**Task statement**
In the records below, count every line that contains the word "Accept" and report only the total.

**Entries from a dataset of interfaces**
● ● ●

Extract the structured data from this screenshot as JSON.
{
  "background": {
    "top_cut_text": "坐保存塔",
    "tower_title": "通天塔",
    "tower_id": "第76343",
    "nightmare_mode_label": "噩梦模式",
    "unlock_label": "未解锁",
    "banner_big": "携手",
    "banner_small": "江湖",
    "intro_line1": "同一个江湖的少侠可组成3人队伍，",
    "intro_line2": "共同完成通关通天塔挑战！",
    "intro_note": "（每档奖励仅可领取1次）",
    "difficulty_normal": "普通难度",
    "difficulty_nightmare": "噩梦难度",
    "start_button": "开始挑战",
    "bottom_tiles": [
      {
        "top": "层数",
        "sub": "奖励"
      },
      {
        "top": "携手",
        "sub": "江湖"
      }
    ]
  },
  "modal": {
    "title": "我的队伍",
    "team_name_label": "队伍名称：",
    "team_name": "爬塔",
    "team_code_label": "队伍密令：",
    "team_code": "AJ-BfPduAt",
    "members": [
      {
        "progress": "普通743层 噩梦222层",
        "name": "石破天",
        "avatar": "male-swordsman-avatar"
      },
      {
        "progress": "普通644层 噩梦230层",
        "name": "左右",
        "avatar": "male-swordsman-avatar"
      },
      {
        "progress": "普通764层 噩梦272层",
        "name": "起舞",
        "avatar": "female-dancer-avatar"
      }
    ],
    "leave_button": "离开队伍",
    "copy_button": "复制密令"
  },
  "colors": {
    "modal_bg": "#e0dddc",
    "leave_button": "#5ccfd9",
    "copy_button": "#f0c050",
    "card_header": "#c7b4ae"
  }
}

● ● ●

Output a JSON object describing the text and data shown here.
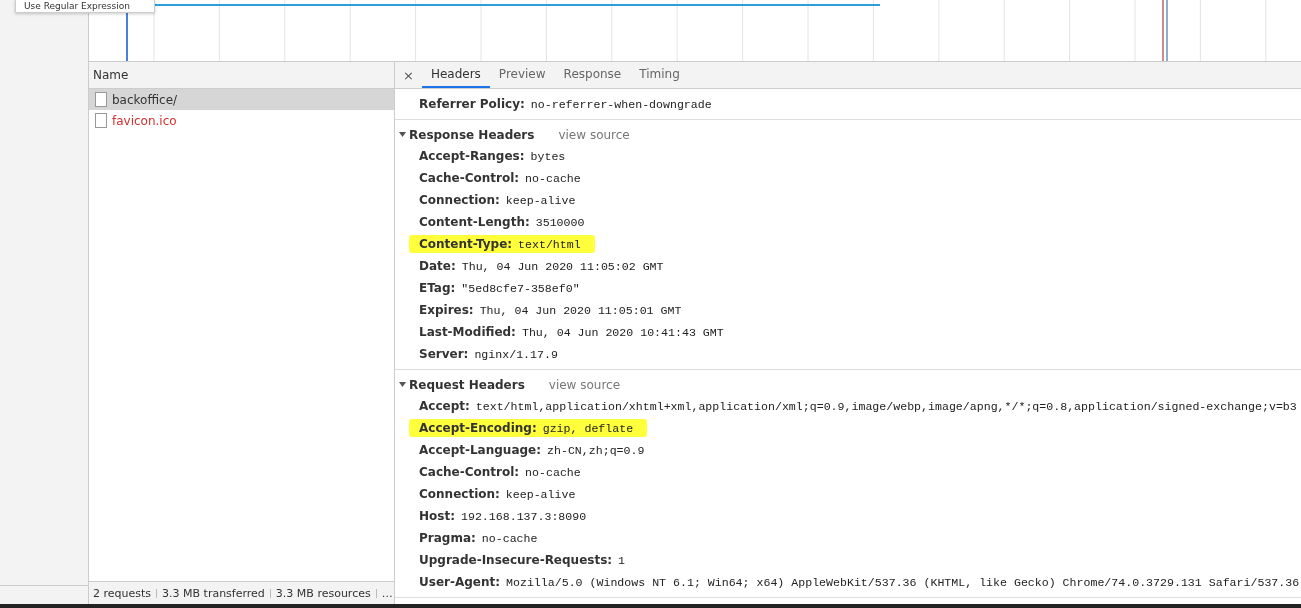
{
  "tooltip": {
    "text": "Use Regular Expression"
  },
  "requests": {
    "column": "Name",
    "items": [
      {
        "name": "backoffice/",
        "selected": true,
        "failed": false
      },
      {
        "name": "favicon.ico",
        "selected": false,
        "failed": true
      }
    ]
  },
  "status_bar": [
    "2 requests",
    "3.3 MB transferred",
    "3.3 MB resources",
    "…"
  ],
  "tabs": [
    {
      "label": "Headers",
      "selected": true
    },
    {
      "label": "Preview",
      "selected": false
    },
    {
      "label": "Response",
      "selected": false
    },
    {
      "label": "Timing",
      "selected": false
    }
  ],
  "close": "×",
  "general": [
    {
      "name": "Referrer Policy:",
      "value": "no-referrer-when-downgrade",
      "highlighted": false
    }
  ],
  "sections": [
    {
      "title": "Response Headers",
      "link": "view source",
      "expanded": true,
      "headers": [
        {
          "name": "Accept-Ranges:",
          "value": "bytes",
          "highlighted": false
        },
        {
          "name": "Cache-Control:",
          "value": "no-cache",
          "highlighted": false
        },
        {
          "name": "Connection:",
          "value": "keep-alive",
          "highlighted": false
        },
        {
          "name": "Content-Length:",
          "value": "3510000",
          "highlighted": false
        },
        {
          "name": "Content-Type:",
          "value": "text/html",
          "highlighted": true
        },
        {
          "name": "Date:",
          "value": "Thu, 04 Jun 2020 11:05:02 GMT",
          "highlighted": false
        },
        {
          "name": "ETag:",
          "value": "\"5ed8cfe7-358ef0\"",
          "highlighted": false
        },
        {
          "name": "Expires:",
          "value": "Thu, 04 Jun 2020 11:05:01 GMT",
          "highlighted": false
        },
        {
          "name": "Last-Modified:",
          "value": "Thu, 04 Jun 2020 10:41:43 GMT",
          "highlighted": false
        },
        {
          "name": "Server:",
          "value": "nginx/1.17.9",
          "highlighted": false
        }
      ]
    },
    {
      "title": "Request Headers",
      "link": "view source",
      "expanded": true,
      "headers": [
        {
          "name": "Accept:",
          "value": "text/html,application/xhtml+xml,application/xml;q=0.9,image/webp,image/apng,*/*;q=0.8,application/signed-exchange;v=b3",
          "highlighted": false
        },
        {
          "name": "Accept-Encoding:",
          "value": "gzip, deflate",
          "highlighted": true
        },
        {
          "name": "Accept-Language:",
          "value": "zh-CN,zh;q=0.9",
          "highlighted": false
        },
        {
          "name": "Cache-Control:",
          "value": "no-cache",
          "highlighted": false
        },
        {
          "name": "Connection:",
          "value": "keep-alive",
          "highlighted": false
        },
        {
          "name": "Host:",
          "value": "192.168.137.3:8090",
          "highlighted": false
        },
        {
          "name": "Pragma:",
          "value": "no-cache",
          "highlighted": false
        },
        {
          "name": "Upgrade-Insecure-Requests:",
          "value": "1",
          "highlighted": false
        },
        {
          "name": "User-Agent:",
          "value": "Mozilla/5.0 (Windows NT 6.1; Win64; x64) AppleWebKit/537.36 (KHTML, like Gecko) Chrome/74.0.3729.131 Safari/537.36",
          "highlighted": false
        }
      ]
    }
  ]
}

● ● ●

**Solution for this problem**
4